[Source records]
※ ※ ※

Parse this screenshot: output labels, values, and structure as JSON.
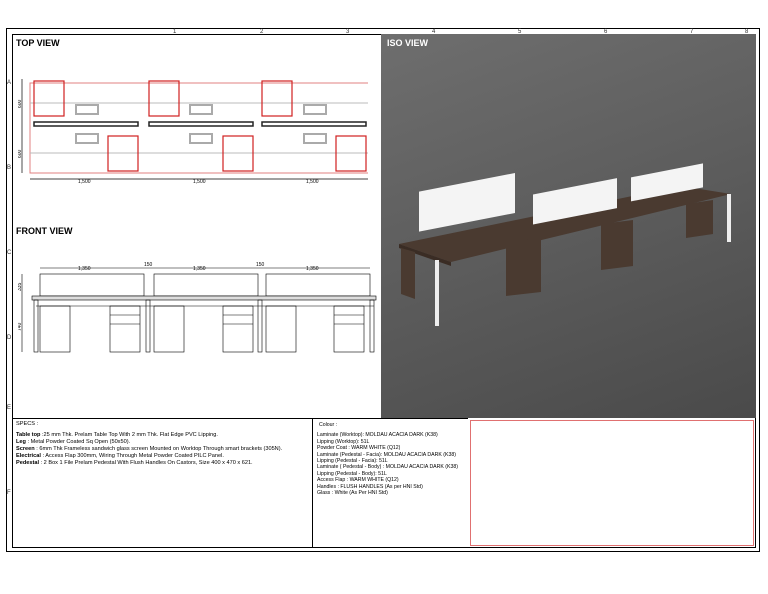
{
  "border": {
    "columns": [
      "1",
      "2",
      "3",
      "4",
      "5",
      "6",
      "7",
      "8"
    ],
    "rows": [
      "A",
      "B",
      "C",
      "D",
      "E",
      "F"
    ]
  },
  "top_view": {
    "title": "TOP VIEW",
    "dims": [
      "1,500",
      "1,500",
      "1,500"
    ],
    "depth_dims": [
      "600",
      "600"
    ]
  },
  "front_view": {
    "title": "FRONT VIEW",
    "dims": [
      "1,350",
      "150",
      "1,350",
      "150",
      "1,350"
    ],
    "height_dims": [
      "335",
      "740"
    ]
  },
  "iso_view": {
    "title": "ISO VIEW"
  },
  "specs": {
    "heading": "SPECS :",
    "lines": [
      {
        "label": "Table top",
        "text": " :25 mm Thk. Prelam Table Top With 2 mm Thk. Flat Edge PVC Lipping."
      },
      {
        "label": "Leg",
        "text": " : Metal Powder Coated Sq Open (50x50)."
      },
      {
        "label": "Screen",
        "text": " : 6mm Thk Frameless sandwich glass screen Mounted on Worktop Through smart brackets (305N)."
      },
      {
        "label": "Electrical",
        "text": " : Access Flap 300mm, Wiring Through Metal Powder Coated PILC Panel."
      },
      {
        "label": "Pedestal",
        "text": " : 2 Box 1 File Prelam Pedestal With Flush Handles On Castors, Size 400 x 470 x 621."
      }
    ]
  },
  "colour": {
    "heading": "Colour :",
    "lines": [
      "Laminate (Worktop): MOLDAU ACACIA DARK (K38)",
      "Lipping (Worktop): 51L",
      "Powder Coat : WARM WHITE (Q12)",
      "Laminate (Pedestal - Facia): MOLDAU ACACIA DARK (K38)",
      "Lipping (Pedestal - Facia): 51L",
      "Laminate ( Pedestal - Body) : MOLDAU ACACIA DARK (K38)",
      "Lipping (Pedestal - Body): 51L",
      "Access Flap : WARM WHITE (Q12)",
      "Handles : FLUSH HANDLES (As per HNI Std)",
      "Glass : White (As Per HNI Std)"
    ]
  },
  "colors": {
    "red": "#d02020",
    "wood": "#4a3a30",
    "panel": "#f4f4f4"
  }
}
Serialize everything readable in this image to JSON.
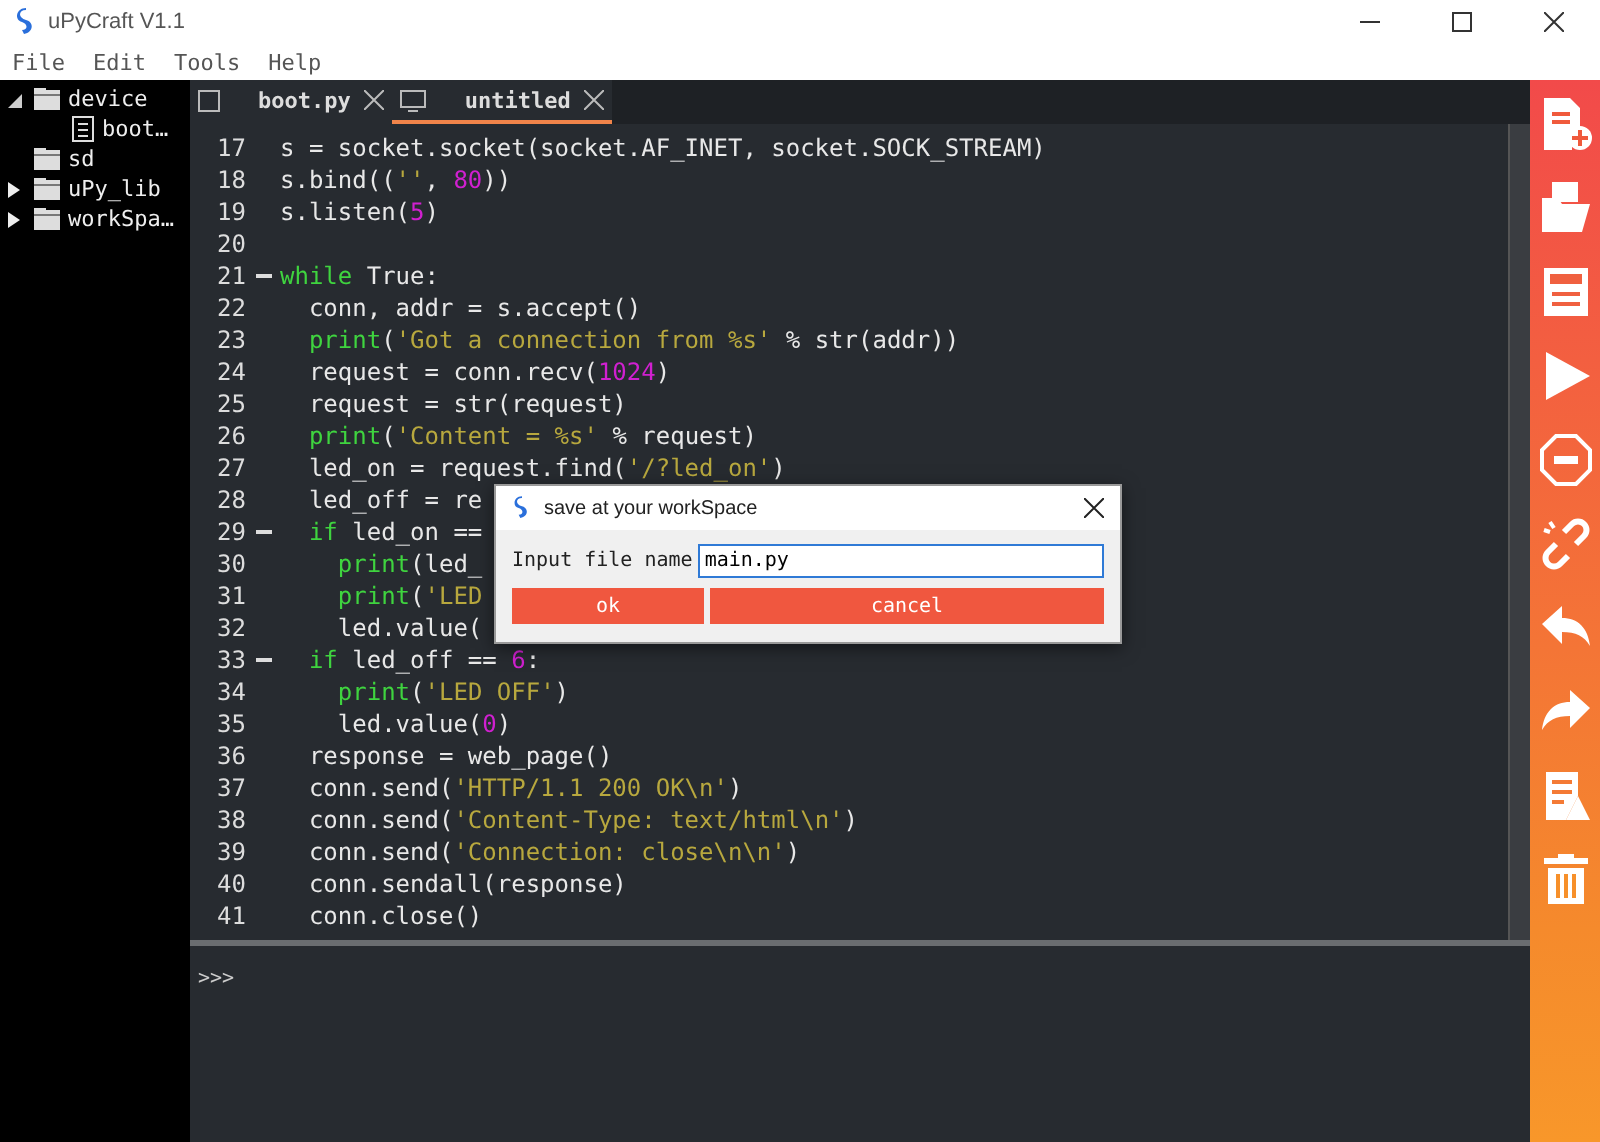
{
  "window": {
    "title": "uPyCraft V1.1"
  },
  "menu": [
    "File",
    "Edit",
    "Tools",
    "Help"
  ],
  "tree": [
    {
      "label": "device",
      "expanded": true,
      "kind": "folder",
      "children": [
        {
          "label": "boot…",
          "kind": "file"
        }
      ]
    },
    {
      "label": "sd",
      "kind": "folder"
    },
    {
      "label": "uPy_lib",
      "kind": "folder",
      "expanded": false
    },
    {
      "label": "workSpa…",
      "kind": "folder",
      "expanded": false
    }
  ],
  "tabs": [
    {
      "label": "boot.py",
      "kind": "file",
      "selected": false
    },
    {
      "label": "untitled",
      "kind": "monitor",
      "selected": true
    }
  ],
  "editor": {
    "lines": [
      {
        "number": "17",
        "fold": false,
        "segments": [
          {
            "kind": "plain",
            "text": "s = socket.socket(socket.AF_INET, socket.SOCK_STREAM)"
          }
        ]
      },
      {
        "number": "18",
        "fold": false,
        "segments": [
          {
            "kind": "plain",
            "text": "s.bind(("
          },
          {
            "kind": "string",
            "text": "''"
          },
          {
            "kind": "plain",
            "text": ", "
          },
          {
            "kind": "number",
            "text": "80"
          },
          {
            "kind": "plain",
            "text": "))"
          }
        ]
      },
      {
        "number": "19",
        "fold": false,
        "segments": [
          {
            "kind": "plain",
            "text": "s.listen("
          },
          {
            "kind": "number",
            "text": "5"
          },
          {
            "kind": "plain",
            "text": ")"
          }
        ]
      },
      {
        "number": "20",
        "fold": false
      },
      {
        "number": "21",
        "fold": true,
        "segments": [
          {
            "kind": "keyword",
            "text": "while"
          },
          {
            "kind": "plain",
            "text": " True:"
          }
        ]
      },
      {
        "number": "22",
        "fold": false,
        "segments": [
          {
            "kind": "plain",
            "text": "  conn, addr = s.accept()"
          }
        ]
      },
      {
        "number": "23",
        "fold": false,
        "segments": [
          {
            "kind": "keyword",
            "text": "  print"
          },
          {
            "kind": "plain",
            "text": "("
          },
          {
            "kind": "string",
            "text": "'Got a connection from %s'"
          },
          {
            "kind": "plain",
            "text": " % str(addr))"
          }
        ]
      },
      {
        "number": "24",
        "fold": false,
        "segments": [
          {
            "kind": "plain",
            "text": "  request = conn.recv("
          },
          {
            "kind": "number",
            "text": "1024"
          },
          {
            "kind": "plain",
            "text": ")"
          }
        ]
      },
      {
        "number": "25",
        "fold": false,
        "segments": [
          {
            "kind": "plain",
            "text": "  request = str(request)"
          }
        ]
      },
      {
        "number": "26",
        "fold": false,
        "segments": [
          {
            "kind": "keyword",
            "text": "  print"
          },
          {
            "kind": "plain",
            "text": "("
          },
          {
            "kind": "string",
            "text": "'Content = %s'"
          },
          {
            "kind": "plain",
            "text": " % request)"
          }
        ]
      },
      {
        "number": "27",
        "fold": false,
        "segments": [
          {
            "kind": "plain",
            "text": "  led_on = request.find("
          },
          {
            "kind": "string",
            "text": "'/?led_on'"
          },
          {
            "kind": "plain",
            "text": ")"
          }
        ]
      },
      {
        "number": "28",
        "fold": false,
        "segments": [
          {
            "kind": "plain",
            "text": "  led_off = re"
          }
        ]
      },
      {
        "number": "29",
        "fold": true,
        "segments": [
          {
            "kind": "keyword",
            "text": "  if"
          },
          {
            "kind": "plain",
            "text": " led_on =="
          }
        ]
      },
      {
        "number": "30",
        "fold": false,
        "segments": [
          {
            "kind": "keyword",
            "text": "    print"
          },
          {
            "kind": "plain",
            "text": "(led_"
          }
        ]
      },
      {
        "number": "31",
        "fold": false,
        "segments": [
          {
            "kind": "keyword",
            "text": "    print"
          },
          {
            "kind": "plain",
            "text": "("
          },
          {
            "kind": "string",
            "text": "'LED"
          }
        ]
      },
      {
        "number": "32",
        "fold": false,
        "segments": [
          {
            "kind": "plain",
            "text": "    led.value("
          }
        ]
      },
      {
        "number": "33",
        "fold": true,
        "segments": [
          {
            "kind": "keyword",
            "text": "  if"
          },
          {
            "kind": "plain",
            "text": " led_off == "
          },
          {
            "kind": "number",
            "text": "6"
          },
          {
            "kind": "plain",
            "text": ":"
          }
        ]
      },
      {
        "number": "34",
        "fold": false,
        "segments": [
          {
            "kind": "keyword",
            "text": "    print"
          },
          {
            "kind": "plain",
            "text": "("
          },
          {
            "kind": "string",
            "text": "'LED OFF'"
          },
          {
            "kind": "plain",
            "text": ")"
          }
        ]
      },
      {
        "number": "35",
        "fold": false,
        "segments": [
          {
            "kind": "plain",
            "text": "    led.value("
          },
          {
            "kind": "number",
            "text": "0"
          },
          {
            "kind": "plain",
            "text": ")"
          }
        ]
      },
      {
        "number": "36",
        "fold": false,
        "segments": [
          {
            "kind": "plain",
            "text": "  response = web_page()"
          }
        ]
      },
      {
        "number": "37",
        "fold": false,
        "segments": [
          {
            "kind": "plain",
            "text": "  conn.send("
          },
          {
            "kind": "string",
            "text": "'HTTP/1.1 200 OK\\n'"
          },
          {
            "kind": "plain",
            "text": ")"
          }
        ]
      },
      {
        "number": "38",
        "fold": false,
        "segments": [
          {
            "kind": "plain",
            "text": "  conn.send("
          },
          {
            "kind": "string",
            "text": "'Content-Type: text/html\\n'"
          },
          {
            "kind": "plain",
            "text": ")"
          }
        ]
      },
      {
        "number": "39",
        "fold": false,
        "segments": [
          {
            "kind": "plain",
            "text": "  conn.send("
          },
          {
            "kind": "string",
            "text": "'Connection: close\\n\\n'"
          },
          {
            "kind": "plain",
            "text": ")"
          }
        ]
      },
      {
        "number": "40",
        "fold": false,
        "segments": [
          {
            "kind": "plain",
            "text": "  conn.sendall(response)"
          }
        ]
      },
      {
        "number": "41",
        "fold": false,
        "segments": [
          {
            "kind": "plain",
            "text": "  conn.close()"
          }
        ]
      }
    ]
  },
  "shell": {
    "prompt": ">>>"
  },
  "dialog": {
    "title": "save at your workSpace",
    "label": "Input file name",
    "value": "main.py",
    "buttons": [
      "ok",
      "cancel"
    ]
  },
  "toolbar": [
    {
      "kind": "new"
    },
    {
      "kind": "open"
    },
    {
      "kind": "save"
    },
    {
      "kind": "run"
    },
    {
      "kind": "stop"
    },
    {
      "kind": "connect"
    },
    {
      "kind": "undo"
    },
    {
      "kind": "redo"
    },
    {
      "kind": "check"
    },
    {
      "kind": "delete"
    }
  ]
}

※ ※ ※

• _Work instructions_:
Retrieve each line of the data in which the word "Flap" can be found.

• _Answer for this exercise_:
        "text": " : Access Flap 300mm, Wiring Through Metal Powder Coated PILC Panel."
      "Access Flap : WARM WHITE (Q12)",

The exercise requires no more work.